**Task instructions:** Return the records as they stand. No picture is to be included.

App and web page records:
_ _ _ _ _ _ _

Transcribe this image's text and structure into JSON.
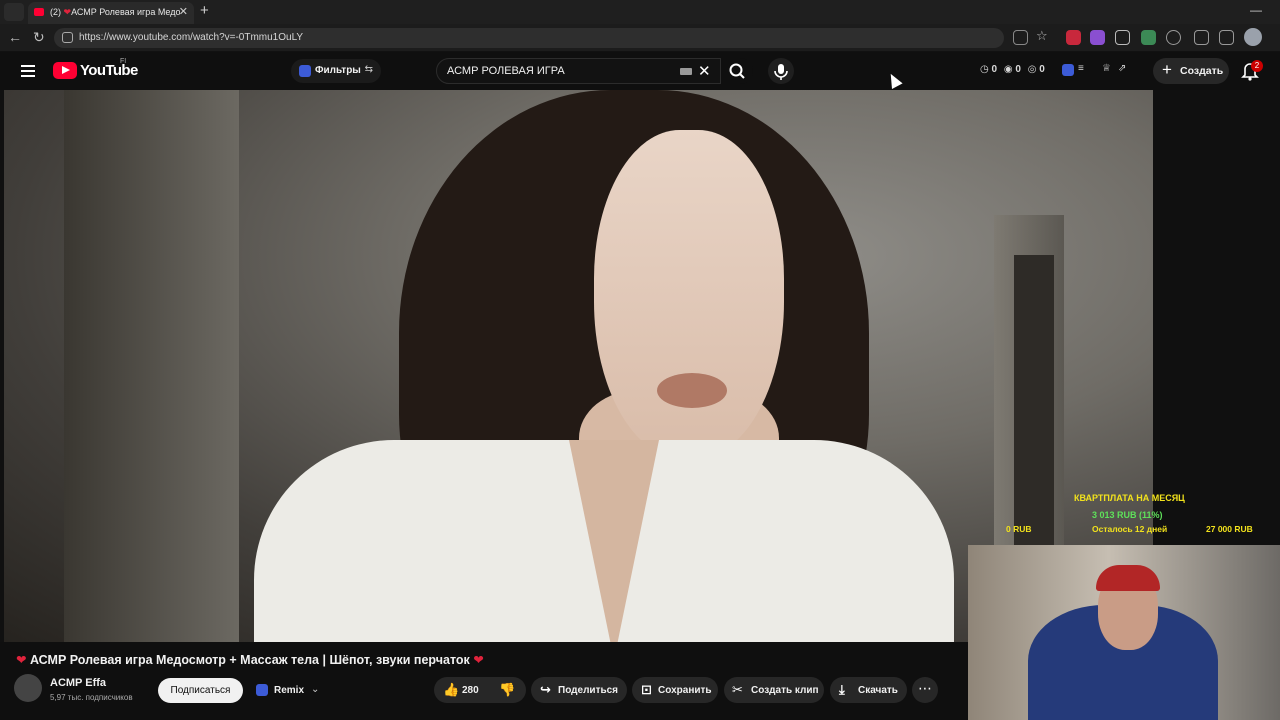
{
  "browser": {
    "tab_count": "(2)",
    "tab_title": "АСМР Ролевая игра Медо",
    "url": "https://www.youtube.com/watch?v=-0Tmmu1OuLY"
  },
  "header": {
    "logo_text": "YouTube",
    "logo_country": "FI",
    "filters_label": "Фильтры",
    "search_query": "АСМР РОЛЕВАЯ ИГРА",
    "stats": [
      "0",
      "0",
      "0"
    ],
    "create_label": "Создать",
    "notif_count": "2"
  },
  "overlay": {
    "rent_title": "КВАРТПЛАТА НА МЕСЯЦ",
    "rent_amount": "3 013 RUB (11%)",
    "rent_min": "0 RUB",
    "rent_left": "Осталось 12 дней",
    "rent_max": "27 000 RUB"
  },
  "video": {
    "title": "АСМР Ролевая игра Медосмотр + Массаж тела | Шёпот, звуки перчаток",
    "channel": "ACMP Effa",
    "subscribers": "5,97 тыс. подписчиков",
    "subscribe_label": "Подписаться",
    "remix_label": "Remix",
    "likes": "280",
    "share_label": "Поделиться",
    "save_label": "Сохранить",
    "clip_label": "Создать клип",
    "download_label": "Скачать"
  },
  "colors": {
    "accent": "#ff0033",
    "overlay_yellow": "#f2e21c",
    "overlay_green": "#5ee05a"
  }
}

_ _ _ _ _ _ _

**Solution below:**
Transcribe this image's text and structure into JSON.
{
  "browser": {
    "tab_count": "(2)",
    "tab_title": "АСМР Ролевая игра Медо",
    "url": "https://www.youtube.com/watch?v=-0Tmmu1OuLY"
  },
  "header": {
    "logo_text": "YouTube",
    "logo_country": "FI",
    "filters_label": "Фильтры",
    "search_query": "АСМР РОЛЕВАЯ ИГРА",
    "stats": [
      "0",
      "0",
      "0"
    ],
    "create_label": "Создать",
    "notif_count": "2"
  },
  "overlay": {
    "rent_title": "КВАРТПЛАТА НА МЕСЯЦ",
    "rent_amount": "3 013 RUB (11%)",
    "rent_min": "0 RUB",
    "rent_left": "Осталось 12 дней",
    "rent_max": "27 000 RUB"
  },
  "video": {
    "title": "АСМР Ролевая игра Медосмотр + Массаж тела | Шёпот, звуки перчаток",
    "channel": "ACMP Effa",
    "subscribers": "5,97 тыс. подписчиков",
    "subscribe_label": "Подписаться",
    "remix_label": "Remix",
    "likes": "280",
    "share_label": "Поделиться",
    "save_label": "Сохранить",
    "clip_label": "Создать клип",
    "download_label": "Скачать"
  },
  "colors": {
    "accent": "#ff0033",
    "overlay_yellow": "#f2e21c",
    "overlay_green": "#5ee05a"
  }
}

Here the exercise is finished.